Admittedly, many investors and advisers may be skeptical about options strategies, citing their use of leverage, their complexity and the propensity for most options to expire worthless, not to mention the costs. An equity index put write strategy, however, is unlike other options strategies in that puts are written on indexes, not individual stocks, there is no leverage (it's typically fully collateralized) and is often offered in a variety of vehicles.
Other key attributes of a put write strategy:
• It seeks to smooth out returns by pursuing equity-like returns with lower volatility than broad equity markets over the long term.
• It focuses on liquid exchange-traded options, offers transparency in implementation and can be used as an equity complement or supplement or as a replacement for or supplement to certain lower-conviction alternative equity strategies.
• Over the past 25 years, the CBOE S&P 500 PutWrite Index (PUT) has outperformed the S&P 500 index, with lower volatility and better risk-adjusted returns.
• Index option premiums areeligible for favorable tax treatment (IRS Section 1256: 60% long term /40% short term).
How Equity Index Put Writing Strategies Work
Put writes work by first investing the assets in a collateral portfolio, such as U.S. Treasuries, and then writing (selling) puts to take in option premiums from investors who are willing to pay to mitigate short-term losses.
The options are written against major indexes, like the S&P 500 and Russell 2000, rather than single stocks, and they are cash-settled so the strategy never owns the underlying equity exposures. Investors generally seek out the protection offered by puts during extreme market volatility and are willing to pay a hefty premium for that downside mitigation (typically 1.5% each month; 18% annualized).
Importantly, a put write strategy generally is expected to perform as follows across several different market conditions:
• In down markets, an equity index put write strategy is generally expected to outperform major indexes, like the S&P 500, because the premiums taken in, plus the collateral, help cushion the downside.
• In a flat market, the strategy is generally expected to outperform, because the fund will keep the premiums and collateral.
• When the market is up modestly, the strategy is typically expected to keep pace.
The strategy will generally underperform when the market is up aggressively, as premiums and Treasury notes can only compound a finite amount. Even so, put write still has potential to generate an attractive return. Basically, put write is designed as a conservative strategy that enables market participation while seeking to dampen volatility and reducing downside risk.
The Potential for Put Writing
For investors concerned about uncertain markets, collateralized equity index put writing has the potential to seek to improve the risk-return efficiency, liquidity, flexibility and cost-effectiveness of investment portfolios without compromising the potential for equity-like returns over the long run.
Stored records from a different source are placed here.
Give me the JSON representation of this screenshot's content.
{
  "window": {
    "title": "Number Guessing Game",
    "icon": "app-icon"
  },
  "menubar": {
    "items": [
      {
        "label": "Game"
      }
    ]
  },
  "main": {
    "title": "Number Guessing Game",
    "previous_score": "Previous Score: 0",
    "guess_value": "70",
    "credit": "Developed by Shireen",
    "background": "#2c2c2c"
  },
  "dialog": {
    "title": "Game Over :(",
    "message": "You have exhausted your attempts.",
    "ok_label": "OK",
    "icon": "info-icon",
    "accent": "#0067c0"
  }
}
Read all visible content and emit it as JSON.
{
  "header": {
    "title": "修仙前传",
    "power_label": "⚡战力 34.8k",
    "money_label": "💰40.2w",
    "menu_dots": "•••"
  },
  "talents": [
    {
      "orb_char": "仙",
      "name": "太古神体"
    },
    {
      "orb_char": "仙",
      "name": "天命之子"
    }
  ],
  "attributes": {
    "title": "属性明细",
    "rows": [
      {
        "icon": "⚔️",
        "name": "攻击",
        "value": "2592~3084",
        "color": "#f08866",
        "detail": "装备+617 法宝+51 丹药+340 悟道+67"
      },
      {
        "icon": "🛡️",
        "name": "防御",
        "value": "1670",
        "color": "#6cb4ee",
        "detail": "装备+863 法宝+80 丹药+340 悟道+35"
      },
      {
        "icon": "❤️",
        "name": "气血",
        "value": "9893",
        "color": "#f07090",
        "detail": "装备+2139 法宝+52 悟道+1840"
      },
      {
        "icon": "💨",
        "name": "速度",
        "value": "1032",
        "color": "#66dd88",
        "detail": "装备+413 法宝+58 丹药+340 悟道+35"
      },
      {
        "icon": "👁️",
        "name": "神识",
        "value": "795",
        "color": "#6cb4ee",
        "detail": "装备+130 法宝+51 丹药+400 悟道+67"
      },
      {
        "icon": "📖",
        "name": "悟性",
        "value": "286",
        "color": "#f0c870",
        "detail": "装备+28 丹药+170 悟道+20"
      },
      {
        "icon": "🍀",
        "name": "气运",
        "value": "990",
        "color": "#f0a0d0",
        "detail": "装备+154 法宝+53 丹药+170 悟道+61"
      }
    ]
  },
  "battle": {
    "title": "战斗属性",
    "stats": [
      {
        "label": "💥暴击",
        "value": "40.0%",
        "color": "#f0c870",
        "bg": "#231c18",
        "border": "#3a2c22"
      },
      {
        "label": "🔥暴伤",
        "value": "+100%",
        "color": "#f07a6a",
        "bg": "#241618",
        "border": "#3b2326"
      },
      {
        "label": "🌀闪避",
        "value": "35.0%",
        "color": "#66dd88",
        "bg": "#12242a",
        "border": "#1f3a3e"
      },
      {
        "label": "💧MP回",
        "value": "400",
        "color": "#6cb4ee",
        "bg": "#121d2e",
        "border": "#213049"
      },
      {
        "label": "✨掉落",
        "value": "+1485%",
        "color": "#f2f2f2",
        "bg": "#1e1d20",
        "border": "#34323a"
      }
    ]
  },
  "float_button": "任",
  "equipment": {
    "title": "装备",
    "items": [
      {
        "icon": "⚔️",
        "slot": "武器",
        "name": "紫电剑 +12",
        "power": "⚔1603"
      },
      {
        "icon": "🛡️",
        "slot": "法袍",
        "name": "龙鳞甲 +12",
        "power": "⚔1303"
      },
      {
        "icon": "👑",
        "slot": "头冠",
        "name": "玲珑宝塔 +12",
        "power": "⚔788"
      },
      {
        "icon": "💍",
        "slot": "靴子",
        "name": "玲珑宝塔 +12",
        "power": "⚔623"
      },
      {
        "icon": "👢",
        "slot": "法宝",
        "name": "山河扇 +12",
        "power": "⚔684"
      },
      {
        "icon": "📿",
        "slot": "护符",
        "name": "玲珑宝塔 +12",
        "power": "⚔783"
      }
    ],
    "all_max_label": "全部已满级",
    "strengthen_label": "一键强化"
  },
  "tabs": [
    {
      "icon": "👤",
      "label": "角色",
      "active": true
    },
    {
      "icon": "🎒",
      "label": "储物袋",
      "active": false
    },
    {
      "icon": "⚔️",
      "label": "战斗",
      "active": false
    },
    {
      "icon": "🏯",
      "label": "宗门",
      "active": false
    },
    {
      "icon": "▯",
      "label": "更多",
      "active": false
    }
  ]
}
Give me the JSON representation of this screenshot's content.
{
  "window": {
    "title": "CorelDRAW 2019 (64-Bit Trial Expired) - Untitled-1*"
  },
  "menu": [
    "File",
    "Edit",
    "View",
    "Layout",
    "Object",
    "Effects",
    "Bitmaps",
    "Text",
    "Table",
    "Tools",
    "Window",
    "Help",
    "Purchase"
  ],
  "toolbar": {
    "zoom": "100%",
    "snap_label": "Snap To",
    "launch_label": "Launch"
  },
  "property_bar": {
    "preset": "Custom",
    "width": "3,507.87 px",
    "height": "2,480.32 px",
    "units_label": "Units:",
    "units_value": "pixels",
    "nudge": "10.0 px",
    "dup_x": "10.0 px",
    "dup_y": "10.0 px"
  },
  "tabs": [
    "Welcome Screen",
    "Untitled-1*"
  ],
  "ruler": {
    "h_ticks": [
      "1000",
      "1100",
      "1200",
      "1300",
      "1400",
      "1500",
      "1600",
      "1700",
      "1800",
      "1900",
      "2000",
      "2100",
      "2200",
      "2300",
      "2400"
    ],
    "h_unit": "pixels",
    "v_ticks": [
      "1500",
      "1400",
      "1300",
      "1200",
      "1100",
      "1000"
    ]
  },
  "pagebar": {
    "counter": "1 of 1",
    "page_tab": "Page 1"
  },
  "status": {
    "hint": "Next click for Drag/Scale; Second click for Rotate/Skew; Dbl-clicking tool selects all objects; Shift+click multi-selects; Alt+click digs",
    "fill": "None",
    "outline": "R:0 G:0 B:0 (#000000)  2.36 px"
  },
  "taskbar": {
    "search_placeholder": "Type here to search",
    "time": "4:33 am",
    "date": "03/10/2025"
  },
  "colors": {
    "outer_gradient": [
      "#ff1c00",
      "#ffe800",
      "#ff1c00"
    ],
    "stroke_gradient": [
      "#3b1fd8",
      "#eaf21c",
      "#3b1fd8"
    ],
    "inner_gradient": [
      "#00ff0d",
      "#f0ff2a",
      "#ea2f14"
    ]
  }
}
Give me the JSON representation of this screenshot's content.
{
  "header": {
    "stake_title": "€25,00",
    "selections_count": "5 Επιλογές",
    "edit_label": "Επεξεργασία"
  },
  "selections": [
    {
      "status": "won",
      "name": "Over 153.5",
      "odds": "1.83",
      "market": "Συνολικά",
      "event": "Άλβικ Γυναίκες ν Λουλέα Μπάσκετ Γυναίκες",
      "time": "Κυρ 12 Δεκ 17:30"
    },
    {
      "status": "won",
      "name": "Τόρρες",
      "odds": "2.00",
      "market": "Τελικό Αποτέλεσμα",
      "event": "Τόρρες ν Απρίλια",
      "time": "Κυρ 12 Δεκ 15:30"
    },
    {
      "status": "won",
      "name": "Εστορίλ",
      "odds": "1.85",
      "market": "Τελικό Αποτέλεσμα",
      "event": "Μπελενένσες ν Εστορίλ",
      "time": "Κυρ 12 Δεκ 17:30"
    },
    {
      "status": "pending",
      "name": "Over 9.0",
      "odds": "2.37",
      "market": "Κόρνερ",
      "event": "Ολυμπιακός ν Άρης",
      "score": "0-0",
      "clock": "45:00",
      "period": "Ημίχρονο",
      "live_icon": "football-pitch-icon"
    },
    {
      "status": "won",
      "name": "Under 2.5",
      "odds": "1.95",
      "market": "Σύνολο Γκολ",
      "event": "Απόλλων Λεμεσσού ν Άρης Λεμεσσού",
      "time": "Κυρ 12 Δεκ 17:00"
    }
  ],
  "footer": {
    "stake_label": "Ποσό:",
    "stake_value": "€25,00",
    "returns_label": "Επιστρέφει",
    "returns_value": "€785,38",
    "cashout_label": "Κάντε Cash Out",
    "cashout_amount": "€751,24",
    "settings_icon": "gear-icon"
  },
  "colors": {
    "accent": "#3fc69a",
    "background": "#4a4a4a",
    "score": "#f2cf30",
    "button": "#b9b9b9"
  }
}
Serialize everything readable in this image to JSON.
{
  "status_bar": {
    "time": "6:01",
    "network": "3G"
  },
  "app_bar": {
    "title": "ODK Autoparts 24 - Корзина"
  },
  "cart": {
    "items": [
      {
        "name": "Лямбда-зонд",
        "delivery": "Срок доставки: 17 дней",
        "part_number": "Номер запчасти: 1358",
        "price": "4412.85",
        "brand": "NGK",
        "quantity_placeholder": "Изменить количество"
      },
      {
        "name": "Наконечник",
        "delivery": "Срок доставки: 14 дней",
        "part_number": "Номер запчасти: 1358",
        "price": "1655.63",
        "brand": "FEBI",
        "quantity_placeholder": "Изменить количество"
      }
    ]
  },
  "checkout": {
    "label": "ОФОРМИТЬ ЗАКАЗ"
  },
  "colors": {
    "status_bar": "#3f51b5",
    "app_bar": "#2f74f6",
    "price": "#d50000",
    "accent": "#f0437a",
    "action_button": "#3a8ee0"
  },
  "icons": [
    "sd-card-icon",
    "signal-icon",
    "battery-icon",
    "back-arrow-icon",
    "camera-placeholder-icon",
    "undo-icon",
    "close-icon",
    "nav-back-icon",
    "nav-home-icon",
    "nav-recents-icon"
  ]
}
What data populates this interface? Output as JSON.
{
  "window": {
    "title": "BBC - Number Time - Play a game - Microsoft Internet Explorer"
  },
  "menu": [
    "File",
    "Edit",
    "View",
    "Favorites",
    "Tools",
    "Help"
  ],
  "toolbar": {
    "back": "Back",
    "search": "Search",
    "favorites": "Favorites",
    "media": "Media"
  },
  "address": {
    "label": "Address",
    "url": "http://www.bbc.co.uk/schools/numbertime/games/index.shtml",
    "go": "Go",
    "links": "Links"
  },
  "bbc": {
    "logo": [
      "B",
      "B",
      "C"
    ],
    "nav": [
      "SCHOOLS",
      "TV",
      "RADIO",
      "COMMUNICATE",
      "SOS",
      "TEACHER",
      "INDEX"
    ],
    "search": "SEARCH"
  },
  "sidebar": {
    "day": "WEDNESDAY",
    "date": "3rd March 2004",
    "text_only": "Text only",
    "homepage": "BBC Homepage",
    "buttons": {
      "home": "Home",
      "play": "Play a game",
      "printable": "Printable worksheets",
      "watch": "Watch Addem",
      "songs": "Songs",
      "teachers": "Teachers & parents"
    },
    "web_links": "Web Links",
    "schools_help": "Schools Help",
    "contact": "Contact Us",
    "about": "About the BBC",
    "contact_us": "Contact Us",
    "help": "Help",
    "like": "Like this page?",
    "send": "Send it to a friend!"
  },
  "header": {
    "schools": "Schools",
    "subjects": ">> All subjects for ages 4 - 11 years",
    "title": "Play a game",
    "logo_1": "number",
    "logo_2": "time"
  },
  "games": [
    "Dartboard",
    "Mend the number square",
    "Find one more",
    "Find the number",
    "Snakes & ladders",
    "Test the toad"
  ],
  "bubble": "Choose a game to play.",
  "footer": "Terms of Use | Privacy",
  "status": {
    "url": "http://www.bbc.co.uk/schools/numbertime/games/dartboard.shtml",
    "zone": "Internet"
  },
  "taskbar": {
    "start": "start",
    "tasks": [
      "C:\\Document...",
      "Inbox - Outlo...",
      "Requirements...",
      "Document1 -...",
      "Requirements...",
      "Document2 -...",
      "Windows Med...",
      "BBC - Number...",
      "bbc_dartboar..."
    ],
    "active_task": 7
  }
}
Simply stated, a put write strategy is designed to allow investors to maintain their participation in the market that may still have potential for expansion, but with the goal of pursuing less volatility and less drawdown risk than broader equity markets.
(More: A smarter way to rebalance)
Derek Devens is managing director and senior portfolio manager of the option group at Neuberger Berman.